**Available data:**
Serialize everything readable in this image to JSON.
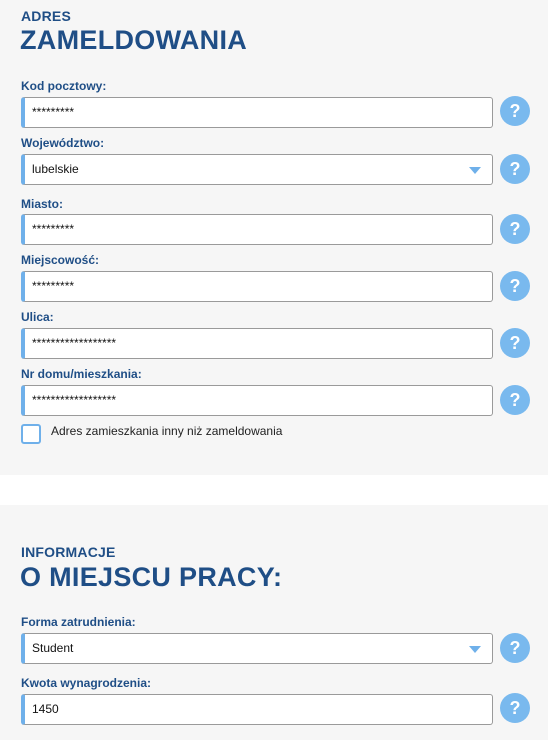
{
  "address_section": {
    "subtitle": "ADRES",
    "title": "ZAMELDOWANIA",
    "fields": [
      {
        "label": "Kod pocztowy:",
        "value": "*********"
      },
      {
        "label": "Województwo:",
        "value": "lubelskie"
      },
      {
        "label": "Miasto:",
        "value": "*********"
      },
      {
        "label": "Miejscowość:",
        "value": "*********"
      },
      {
        "label": "Ulica:",
        "value": "******************"
      },
      {
        "label": "Nr domu/mieszkania:",
        "value": "******************"
      }
    ],
    "checkbox_label": "Adres zamieszkania inny niż zameldowania"
  },
  "work_section": {
    "subtitle": "INFORMACJE",
    "title": "O MIEJSCU PRACY:",
    "fields": [
      {
        "label": "Forma zatrudnienia:",
        "value": "Student"
      },
      {
        "label": "Kwota wynagrodzenia:",
        "value": "1450"
      }
    ]
  },
  "help_symbol": "?",
  "icons": {
    "help": "question-circle-icon",
    "select_arrow": "chevron-down-icon"
  },
  "colors": {
    "heading": "#1f4e86",
    "accent": "#6fb0ea",
    "help_button": "#79b9ee",
    "panel_bg": "#f6f6f6"
  }
}
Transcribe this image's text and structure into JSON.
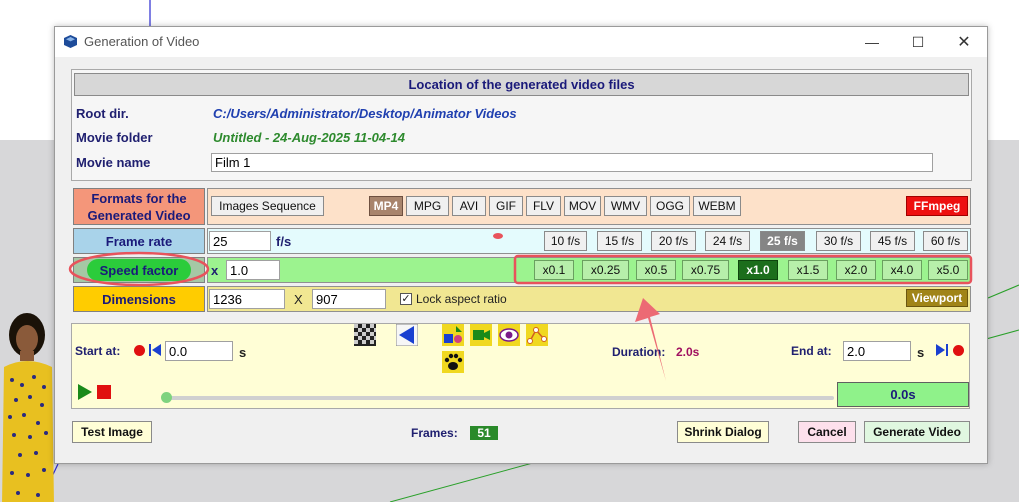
{
  "window": {
    "title": "Generation of Video"
  },
  "location": {
    "header": "Location of the generated video files",
    "root_label": "Root dir.",
    "root_value": "C:/Users/Administrator/Desktop/Animator Videos",
    "folder_label": "Movie folder",
    "folder_value": "Untitled - 24-Aug-2025 11-04-14",
    "name_label": "Movie name",
    "name_value": "Film 1"
  },
  "formats": {
    "label_line1": "Formats for the",
    "label_line2": "Generated Video",
    "images_sequence": "Images Sequence",
    "items": [
      "MP4",
      "MPG",
      "AVI",
      "GIF",
      "FLV",
      "MOV",
      "WMV",
      "OGG",
      "WEBM"
    ],
    "selected": "MP4",
    "ffmpeg": "FFmpeg"
  },
  "frame_rate": {
    "label": "Frame rate",
    "value": "25",
    "unit": "f/s",
    "options": [
      "10 f/s",
      "15 f/s",
      "20 f/s",
      "24 f/s",
      "25 f/s",
      "30 f/s",
      "45 f/s",
      "60 f/s"
    ],
    "selected": "25 f/s"
  },
  "speed": {
    "label": "Speed factor",
    "x": "x",
    "value": "1.0",
    "options": [
      "x0.1",
      "x0.25",
      "x0.5",
      "x0.75",
      "x1.0",
      "x1.5",
      "x2.0",
      "x4.0",
      "x5.0"
    ],
    "selected": "x1.0"
  },
  "dimensions": {
    "label": "Dimensions",
    "width": "1236",
    "x": "X",
    "height": "907",
    "lock_label": "Lock aspect ratio",
    "lock_checked": true,
    "viewport": "Viewport"
  },
  "playback": {
    "start_label": "Start at:",
    "start_value": "0.0",
    "start_unit": "s",
    "duration_label": "Duration:",
    "duration_value": "2.0s",
    "end_label": "End at:",
    "end_value": "2.0",
    "end_unit": "s",
    "current_time": "0.0s",
    "progress": 0
  },
  "footer": {
    "test_image": "Test Image",
    "frames_label": "Frames:",
    "frames_value": "51",
    "shrink": "Shrink Dialog",
    "cancel": "Cancel",
    "generate": "Generate Video"
  },
  "colors": {
    "formats_label": "#f4967a",
    "formats_body": "#fde1c9",
    "frame_label": "#a9d3ea",
    "frame_body": "#e4fbfd",
    "speed_body": "#9cf38f",
    "speed_selected": "#1c6e1c",
    "dimensions_label": "#ffcc00",
    "ffmpeg": "#ee1010",
    "annotation_red": "#e8535c"
  }
}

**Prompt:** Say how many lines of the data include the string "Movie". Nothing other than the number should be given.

**Solution for this problem:** 2